Which windbreak should you buy? After a few gusty camping trips, it’s time to try out the best – and easiest – ways to shelter from the wind.
Retro or high-tech…here are our favourites.
Latest update: August 2020
First, though…a few questions to ask yourself.
- What size do you REALLY need? Big is more versatile (you can build yourself a fortified encampment), but all those poles and panels can be impossible to put up, especially when it’s windy!
- Can you live with guylines? All but the very expensive semi-permanent windbreaks that you see around long-term caravanners will need guying in strong winds. Guylines get in the way, so bear that in mind, especially when deciding on size (bigger = more guys).
- Does it need to be lightweight? Aluminium poles will be lightest, steel the next lightest and timber the heaviest.
- What sort of fabric? Do you want canvas (heavy, hard to dry but traditional) or a plastic/polyester fabric?
Best we’ve found so far are the Andes windbreaks in a choice of lengths and heights. From just £17 too. The material is plastic rather than canvas, but the poles are made from a tough fir wood.
Plastic/polythene fabric windbreaks are the cheapest and can actually be quite sturdy. The Marko windbreaks are around £10 for a four-pole, 7-foot stripy.
The WBL windbreaks (below) come with a choice of five sizes, from £10.
Top-quality (expensive) windbreaks
Our top choice in this category. These are nice for having no guylines and for being extendable to suit your needs.
The basic Westfield/Quest Pro is around £120. The aluminium frame keeps weight to under 6kg, there’s a carry bag and the length is 4.8m x 1.3 high. It folds to 110 x 25 x 15cm.
You can’t get much sturdier than this pro windbreak from Kampa Dometic. At first we were a bit baffled by the holding poles taking up all the space, but they can be sited closer to the fabric and they really do keep this upright.
The viewing panel is good too. The height is 142cm and it packs to just 15x15x100cm.
It’s made of aluminium (though weighs 13kg). Costs from £140 (two sizes available).
New and rather unusual, the Pronto windbreak is fast and simple to put up and has four panels with a pop-up frame. You peg it down with bungee cords at each foot.
It’s 140cm high and 5.6m long, and packs down to a reasonable 107 x 24 x 32cm. The only downside is the weight of just over 9kg. Price is around £120.
The best of the bunch (so far) is the Vango Airbeam. We like the fact it comes in separate panels that you can slot together.

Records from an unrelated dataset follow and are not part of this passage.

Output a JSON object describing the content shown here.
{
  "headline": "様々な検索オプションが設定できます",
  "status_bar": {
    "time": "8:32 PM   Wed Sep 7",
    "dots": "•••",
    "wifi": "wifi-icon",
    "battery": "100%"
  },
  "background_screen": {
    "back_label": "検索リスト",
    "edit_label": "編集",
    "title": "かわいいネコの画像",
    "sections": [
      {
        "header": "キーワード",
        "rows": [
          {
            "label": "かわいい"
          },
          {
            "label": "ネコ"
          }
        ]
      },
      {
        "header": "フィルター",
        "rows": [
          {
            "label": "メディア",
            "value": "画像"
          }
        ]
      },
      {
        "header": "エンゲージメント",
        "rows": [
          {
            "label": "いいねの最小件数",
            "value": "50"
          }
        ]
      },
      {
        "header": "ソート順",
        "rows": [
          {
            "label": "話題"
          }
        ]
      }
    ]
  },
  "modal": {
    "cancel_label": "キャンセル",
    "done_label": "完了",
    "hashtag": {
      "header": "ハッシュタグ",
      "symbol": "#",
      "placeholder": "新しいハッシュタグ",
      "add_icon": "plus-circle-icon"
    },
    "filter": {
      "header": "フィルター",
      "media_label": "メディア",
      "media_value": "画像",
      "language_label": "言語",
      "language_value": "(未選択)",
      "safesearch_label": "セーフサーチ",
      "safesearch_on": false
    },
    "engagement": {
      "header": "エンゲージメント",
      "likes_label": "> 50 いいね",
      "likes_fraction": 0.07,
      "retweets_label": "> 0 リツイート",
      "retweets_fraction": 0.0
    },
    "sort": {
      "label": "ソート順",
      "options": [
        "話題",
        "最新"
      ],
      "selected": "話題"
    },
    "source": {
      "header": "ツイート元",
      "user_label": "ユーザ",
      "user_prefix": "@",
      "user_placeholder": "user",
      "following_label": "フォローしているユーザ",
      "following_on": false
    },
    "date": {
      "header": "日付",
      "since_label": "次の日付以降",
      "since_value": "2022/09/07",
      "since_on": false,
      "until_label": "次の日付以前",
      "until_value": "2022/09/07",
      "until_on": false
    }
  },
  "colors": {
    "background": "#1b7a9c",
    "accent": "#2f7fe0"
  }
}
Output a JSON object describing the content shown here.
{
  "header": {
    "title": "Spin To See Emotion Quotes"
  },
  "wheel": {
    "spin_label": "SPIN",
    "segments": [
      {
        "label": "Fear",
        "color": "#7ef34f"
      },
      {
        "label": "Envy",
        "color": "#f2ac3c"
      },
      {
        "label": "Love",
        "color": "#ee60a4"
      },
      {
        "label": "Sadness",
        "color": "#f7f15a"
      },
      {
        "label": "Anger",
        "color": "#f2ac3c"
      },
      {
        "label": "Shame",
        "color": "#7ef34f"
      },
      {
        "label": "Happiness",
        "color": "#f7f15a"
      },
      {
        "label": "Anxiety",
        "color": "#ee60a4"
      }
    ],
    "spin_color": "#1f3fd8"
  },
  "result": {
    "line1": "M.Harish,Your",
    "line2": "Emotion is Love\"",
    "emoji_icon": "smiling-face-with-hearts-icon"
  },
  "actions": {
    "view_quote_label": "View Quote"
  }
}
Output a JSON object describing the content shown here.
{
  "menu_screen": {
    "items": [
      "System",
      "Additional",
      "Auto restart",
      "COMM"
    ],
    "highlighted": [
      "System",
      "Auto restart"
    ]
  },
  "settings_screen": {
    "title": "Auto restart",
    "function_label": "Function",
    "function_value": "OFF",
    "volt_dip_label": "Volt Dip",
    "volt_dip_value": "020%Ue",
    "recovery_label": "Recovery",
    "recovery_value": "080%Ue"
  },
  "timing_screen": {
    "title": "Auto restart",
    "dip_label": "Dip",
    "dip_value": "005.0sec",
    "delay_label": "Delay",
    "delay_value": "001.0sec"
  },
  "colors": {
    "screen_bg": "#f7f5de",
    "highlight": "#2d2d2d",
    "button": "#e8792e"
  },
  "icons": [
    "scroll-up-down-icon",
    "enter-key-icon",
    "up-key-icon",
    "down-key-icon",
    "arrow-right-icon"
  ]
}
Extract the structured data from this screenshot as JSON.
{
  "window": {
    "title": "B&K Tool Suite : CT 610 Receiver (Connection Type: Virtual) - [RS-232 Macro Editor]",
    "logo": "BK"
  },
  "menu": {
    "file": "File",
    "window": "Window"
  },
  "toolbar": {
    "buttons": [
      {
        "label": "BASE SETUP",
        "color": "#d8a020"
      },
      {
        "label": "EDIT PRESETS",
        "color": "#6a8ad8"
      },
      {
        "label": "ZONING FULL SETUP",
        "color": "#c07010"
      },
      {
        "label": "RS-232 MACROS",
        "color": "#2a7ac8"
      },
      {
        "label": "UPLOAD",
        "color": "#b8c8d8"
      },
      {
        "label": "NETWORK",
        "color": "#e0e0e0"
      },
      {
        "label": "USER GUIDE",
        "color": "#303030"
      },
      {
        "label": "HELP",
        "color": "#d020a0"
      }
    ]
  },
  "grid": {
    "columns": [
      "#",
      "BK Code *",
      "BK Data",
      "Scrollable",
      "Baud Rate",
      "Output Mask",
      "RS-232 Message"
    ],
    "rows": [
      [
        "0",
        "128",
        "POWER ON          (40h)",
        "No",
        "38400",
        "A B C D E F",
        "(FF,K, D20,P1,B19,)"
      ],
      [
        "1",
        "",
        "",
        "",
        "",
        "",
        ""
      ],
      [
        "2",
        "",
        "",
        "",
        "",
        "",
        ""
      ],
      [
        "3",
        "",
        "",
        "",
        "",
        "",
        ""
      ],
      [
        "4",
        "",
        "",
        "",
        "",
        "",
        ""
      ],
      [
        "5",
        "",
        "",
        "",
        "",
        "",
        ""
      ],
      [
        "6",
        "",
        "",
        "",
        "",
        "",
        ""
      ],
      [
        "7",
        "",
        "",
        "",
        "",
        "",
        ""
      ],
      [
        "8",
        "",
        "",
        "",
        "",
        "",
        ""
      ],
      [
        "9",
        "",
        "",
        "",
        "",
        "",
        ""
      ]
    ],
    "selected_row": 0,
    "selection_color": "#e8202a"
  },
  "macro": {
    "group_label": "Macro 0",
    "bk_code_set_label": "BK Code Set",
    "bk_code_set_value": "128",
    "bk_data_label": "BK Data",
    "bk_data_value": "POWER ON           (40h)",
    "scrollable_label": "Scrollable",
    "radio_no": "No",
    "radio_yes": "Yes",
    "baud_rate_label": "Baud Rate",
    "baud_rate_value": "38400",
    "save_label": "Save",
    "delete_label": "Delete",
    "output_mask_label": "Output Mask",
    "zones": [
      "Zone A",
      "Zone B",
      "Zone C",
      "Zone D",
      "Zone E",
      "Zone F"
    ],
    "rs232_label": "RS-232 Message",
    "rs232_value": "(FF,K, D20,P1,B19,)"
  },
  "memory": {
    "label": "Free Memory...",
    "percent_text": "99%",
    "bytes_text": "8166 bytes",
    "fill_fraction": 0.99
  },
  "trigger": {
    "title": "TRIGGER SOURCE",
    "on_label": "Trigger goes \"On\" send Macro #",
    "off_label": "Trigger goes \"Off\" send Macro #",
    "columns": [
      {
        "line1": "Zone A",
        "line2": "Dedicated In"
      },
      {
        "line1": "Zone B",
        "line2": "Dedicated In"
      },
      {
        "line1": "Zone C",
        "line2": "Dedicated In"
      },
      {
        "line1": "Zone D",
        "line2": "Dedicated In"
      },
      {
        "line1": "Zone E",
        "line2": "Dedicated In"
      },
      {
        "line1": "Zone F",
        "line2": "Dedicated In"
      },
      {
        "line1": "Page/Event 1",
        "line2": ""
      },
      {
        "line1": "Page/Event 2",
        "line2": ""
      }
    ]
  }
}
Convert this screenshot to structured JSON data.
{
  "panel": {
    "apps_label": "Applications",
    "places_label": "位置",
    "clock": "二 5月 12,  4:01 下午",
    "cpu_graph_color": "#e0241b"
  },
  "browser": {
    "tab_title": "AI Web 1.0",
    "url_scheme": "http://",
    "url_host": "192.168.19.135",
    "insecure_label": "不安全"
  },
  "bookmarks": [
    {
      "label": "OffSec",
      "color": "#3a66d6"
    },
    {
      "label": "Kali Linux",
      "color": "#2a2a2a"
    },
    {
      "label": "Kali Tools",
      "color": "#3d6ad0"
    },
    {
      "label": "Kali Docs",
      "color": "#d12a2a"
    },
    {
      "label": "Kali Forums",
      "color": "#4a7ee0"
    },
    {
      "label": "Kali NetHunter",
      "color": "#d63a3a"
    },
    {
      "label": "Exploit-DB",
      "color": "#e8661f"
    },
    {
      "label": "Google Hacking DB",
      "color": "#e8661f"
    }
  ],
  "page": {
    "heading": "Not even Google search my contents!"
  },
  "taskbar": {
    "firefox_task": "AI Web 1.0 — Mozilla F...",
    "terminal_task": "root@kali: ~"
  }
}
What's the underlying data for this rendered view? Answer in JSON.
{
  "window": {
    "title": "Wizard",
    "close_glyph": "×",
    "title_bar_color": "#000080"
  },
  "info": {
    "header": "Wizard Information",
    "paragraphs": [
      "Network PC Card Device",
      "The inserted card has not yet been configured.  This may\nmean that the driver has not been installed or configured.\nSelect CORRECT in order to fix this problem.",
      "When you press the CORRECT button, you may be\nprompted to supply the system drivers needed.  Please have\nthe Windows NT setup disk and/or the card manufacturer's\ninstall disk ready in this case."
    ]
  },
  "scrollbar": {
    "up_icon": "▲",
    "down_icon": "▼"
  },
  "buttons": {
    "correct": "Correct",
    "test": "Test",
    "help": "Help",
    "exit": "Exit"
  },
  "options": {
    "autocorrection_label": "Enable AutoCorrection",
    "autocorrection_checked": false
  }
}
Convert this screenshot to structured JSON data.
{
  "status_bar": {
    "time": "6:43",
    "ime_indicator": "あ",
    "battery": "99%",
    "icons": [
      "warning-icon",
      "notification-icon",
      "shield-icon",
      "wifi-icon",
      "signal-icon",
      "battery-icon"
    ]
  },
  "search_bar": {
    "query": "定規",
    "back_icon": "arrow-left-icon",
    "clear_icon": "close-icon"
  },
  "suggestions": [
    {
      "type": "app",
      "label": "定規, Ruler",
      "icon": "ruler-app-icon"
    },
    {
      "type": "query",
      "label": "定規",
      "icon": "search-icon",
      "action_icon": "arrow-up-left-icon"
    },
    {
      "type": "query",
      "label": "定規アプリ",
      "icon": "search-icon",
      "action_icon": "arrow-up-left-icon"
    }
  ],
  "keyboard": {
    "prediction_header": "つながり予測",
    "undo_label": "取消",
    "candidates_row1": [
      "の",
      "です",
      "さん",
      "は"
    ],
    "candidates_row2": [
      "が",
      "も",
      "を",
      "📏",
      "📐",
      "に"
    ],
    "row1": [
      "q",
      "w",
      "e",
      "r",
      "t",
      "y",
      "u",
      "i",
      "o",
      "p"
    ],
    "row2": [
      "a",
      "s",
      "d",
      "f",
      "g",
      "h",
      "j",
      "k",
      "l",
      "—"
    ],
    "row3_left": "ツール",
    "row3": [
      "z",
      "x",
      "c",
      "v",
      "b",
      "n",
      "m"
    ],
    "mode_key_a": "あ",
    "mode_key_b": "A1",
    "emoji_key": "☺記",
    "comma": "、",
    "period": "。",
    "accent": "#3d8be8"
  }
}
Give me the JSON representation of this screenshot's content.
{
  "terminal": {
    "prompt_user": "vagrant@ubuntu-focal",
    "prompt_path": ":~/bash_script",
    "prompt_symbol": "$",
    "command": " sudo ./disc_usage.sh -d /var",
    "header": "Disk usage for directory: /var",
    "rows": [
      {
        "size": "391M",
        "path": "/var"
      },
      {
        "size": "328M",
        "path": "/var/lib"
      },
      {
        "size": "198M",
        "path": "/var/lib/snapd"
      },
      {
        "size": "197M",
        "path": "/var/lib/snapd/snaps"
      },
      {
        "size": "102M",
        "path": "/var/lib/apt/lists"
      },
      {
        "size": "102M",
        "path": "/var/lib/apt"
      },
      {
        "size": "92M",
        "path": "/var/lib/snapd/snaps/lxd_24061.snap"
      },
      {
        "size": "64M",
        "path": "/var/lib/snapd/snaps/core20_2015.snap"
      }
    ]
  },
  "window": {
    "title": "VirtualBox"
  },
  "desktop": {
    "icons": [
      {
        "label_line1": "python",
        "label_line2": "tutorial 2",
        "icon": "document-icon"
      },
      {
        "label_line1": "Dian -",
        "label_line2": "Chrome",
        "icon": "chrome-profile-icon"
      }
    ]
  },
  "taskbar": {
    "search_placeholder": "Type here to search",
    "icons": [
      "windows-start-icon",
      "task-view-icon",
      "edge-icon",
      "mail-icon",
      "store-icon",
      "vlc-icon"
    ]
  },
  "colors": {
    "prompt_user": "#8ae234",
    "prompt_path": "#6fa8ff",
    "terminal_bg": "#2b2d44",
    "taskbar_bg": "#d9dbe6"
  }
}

The basic three-panel costs around £210.
What NOT to buy. A few brands you should stay clear of, either because of general poor quality (torn fabric, split softwood poles, frayed edges etc), or because they simply don’t stay up in the wind.
- Lvivo and Oypla – cheap and nasty. Buy one if you must, use it for one season and buy another next year. Better to get something more durable.
- Coleman Classic – looks good, but impossible to put up and not great in the wind!
- Outwell Round – fantastic idea of a curved windbreak, but a nightmare to put up. You might have better luck!
- Charles Bentley – plain and simple-looking but totally hopeless. Too tall for its own good.
Get clever with windbreaks
The wind's gusting horribly in this photo but that bit of old boardwalk is going to keep us safe...isn't it? This is either Marseillan Plage in the South of France or Hayling Island in the South of England...both breezy!
The best thing about a tarp is its versatility. We use ours as a sunshade, an extension to the awning and a windbreak. The downside is that you have to reconfigure it to suit the conditions.
Take a look at our inspiring round-up of the best multipurpose shelters that are quick to put up and can be windbreak, dining room, or gazebo
Overkill for a quick trip to the beach maybe, but some of these take less putting-up than a five-pole windbreak and do a lot more!